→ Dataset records
-- Opening Marker --

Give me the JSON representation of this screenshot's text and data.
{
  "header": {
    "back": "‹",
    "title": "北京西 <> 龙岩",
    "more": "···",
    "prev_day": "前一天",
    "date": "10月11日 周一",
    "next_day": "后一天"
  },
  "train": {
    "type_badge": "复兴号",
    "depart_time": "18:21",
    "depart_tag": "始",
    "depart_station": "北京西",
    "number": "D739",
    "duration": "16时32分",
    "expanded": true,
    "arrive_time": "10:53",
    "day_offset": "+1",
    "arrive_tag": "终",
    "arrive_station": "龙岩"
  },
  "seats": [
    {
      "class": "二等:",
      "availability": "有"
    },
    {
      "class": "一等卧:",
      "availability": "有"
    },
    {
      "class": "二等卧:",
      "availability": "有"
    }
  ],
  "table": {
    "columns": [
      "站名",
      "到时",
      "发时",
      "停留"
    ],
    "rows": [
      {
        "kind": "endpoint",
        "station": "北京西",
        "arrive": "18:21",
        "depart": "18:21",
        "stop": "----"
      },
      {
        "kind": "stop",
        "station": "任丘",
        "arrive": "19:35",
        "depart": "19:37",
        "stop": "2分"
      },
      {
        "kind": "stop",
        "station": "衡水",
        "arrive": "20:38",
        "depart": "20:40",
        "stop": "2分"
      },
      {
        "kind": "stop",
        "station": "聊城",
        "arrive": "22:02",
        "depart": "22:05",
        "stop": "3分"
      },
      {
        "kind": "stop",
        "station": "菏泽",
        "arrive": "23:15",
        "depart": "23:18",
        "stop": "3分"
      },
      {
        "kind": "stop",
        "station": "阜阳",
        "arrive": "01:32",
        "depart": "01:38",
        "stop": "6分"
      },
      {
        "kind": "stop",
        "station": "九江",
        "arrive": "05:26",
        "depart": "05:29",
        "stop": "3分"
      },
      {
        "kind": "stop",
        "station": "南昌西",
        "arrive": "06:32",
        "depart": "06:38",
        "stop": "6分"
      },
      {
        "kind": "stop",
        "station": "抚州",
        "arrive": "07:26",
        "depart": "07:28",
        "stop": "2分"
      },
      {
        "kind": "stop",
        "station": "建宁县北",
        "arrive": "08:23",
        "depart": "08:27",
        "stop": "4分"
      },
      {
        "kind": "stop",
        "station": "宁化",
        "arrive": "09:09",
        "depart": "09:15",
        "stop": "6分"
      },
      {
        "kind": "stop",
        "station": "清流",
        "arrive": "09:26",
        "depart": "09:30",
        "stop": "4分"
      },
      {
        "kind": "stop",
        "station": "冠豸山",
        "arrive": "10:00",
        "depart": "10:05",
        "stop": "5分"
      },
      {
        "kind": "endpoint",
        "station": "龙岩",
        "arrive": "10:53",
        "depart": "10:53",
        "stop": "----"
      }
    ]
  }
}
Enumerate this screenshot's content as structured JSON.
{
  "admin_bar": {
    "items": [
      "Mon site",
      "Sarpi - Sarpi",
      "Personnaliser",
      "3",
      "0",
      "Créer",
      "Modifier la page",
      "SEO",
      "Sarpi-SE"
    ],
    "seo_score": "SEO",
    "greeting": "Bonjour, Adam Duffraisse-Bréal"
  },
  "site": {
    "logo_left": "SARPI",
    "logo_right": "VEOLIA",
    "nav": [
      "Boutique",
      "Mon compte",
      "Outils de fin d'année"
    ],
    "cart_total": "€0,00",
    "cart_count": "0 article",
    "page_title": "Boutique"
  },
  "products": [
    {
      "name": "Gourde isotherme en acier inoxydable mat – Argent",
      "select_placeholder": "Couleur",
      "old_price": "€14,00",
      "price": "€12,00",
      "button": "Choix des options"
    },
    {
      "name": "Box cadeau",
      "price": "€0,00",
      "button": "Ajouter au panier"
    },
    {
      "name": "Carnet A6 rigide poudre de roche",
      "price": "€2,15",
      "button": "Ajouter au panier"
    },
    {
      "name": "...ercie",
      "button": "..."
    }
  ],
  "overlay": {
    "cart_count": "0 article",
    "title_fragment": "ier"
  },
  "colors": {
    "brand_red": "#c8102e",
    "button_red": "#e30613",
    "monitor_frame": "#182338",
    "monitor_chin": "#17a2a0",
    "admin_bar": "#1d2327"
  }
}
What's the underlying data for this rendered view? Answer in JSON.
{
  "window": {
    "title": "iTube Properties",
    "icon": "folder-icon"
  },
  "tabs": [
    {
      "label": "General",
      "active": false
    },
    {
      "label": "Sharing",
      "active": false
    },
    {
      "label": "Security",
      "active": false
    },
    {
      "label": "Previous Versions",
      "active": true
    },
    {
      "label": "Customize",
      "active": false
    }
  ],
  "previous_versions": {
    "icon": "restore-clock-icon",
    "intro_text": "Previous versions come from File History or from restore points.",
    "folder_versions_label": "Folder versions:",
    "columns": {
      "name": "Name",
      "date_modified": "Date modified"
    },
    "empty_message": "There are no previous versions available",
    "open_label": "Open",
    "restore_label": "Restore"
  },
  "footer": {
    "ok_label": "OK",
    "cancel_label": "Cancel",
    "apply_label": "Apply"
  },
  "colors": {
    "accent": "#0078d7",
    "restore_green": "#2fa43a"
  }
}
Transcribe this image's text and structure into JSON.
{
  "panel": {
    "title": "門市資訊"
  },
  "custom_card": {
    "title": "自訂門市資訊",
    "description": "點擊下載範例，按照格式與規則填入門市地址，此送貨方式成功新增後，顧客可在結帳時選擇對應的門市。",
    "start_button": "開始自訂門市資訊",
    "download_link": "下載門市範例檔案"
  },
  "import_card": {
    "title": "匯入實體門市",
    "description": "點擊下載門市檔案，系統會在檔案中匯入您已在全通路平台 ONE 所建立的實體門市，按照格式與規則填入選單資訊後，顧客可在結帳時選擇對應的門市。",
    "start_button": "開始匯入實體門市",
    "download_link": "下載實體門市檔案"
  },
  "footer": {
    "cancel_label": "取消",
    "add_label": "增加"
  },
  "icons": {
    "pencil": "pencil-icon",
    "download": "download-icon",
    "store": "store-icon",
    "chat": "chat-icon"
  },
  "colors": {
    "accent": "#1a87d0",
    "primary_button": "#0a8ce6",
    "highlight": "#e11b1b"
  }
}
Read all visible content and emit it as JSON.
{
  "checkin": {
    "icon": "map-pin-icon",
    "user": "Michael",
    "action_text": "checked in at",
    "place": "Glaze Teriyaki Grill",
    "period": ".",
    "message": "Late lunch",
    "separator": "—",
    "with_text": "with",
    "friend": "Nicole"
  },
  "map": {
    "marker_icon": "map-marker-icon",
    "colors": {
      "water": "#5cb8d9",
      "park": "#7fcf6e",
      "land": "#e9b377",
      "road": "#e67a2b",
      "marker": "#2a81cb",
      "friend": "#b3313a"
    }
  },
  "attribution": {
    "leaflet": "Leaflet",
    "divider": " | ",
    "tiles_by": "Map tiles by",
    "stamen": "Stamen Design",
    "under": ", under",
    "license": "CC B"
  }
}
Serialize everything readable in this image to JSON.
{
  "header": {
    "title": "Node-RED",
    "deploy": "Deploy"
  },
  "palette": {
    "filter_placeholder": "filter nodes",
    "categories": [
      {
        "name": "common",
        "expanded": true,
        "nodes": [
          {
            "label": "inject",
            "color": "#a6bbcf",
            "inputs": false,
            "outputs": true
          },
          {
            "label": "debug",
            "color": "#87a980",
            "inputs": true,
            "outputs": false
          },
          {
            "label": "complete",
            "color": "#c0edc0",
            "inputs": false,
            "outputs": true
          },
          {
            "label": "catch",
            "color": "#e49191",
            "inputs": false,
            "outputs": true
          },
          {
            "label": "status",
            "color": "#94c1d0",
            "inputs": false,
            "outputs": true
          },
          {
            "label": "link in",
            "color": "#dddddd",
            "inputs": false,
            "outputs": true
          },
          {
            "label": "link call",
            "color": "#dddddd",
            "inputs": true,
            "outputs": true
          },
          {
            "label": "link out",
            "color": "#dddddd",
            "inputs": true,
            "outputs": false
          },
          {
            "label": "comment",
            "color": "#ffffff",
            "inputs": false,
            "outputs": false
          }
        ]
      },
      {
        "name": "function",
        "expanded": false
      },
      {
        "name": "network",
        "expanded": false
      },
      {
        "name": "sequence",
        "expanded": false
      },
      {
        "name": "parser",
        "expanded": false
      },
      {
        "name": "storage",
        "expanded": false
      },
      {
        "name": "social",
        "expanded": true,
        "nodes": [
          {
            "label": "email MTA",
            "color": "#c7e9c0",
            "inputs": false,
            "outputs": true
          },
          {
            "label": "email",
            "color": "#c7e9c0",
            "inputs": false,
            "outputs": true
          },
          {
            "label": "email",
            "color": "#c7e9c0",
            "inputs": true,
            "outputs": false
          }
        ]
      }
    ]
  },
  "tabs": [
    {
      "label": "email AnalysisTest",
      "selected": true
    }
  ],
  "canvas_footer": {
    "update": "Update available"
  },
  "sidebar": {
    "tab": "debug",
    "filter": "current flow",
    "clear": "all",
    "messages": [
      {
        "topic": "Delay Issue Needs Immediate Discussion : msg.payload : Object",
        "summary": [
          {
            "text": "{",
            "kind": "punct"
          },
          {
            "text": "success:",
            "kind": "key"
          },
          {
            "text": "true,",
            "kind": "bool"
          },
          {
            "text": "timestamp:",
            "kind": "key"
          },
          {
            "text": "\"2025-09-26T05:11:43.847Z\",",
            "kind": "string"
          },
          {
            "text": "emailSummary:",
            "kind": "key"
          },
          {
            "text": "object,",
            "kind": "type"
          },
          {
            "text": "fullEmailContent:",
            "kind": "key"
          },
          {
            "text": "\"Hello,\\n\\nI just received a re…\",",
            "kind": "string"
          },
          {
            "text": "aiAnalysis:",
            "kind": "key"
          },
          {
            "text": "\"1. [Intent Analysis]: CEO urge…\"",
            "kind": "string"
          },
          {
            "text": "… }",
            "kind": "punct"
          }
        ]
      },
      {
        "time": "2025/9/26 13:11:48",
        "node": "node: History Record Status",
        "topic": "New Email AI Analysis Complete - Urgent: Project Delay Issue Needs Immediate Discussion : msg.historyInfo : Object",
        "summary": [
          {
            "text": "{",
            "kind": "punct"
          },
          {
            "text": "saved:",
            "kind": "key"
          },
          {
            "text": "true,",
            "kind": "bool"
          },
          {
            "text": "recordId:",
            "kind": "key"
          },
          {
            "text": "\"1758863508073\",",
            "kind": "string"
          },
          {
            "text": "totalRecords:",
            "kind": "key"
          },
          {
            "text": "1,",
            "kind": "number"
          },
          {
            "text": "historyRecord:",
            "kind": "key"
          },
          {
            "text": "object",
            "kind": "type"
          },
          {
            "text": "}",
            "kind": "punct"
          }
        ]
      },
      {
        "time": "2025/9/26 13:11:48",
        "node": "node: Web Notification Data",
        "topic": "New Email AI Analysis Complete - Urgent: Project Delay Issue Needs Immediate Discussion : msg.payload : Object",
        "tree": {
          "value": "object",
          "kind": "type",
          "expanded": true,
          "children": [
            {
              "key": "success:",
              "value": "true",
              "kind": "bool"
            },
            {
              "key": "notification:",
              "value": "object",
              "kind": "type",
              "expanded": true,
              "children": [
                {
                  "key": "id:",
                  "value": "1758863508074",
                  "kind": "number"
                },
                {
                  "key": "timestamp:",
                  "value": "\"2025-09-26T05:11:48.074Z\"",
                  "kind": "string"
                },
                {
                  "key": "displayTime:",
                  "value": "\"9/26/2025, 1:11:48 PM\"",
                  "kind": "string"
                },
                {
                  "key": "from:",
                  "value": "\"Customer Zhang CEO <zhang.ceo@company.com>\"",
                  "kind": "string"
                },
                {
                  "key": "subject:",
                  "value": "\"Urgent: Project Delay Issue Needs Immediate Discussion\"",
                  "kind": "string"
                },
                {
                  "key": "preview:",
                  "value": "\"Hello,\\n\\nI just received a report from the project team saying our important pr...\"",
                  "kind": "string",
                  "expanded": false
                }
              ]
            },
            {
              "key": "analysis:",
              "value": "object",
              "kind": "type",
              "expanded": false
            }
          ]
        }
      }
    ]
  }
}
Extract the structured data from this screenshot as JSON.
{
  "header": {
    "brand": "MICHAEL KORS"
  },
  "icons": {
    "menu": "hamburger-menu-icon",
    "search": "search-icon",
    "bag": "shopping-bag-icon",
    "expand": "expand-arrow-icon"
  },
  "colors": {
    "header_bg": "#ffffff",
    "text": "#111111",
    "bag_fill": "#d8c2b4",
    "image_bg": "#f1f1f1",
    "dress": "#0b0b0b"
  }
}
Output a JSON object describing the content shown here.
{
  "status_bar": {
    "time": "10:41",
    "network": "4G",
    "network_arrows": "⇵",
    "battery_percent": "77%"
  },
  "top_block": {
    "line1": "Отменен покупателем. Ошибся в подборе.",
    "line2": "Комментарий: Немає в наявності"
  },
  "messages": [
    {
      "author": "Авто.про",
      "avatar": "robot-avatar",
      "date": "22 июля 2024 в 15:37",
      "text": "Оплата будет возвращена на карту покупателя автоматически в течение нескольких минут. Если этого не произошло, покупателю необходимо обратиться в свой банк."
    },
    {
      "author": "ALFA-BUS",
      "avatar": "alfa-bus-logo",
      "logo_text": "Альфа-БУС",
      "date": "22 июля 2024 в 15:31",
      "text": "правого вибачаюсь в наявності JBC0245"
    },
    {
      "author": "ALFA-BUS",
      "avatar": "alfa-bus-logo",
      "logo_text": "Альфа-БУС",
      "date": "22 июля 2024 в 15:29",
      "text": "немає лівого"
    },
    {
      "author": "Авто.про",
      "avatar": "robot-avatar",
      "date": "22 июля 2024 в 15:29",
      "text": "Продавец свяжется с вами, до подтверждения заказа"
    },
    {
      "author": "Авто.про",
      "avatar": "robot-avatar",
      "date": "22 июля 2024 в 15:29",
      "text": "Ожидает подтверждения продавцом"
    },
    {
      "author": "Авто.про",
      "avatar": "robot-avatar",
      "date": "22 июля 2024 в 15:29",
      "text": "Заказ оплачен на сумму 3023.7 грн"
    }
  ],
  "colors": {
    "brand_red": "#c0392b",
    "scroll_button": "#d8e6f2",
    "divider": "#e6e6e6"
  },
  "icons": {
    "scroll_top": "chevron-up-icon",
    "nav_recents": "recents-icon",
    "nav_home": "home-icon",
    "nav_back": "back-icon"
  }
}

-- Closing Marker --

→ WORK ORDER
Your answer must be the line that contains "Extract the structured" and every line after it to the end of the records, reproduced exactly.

→ SOLUTION
Extract the structured data from this screenshot as JSON.
{
  "header": {
    "brand": "MICHAEL KORS"
  },
  "icons": {
    "menu": "hamburger-menu-icon",
    "search": "search-icon",
    "bag": "shopping-bag-icon",
    "expand": "expand-arrow-icon"
  },
  "colors": {
    "header_bg": "#ffffff",
    "text": "#111111",
    "bag_fill": "#d8c2b4",
    "image_bg": "#f1f1f1",
    "dress": "#0b0b0b"
  }
}
Output a JSON object describing the content shown here.
{
  "status_bar": {
    "time": "10:41",
    "network": "4G",
    "network_arrows": "⇵",
    "battery_percent": "77%"
  },
  "top_block": {
    "line1": "Отменен покупателем. Ошибся в подборе.",
    "line2": "Комментарий: Немає в наявності"
  },
  "messages": [
    {
      "author": "Авто.про",
      "avatar": "robot-avatar",
      "date": "22 июля 2024 в 15:37",
      "text": "Оплата будет возвращена на карту покупателя автоматически в течение нескольких минут. Если этого не произошло, покупателю необходимо обратиться в свой банк."
    },
    {
      "author": "ALFA-BUS",
      "avatar": "alfa-bus-logo",
      "logo_text": "Альфа-БУС",
      "date": "22 июля 2024 в 15:31",
      "text": "правого вибачаюсь в наявності JBC0245"
    },
    {
      "author": "ALFA-BUS",
      "avatar": "alfa-bus-logo",
      "logo_text": "Альфа-БУС",
      "date": "22 июля 2024 в 15:29",
      "text": "немає лівого"
    },
    {
      "author": "Авто.про",
      "avatar": "robot-avatar",
      "date": "22 июля 2024 в 15:29",
      "text": "Продавец свяжется с вами, до подтверждения заказа"
    },
    {
      "author": "Авто.про",
      "avatar": "robot-avatar",
      "date": "22 июля 2024 в 15:29",
      "text": "Ожидает подтверждения продавцом"
    },
    {
      "author": "Авто.про",
      "avatar": "robot-avatar",
      "date": "22 июля 2024 в 15:29",
      "text": "Заказ оплачен на сумму 3023.7 грн"
    }
  ],
  "colors": {
    "brand_red": "#c0392b",
    "scroll_button": "#d8e6f2",
    "divider": "#e6e6e6"
  },
  "icons": {
    "scroll_top": "chevron-up-icon",
    "nav_recents": "recents-icon",
    "nav_home": "home-icon",
    "nav_back": "back-icon"
  }
}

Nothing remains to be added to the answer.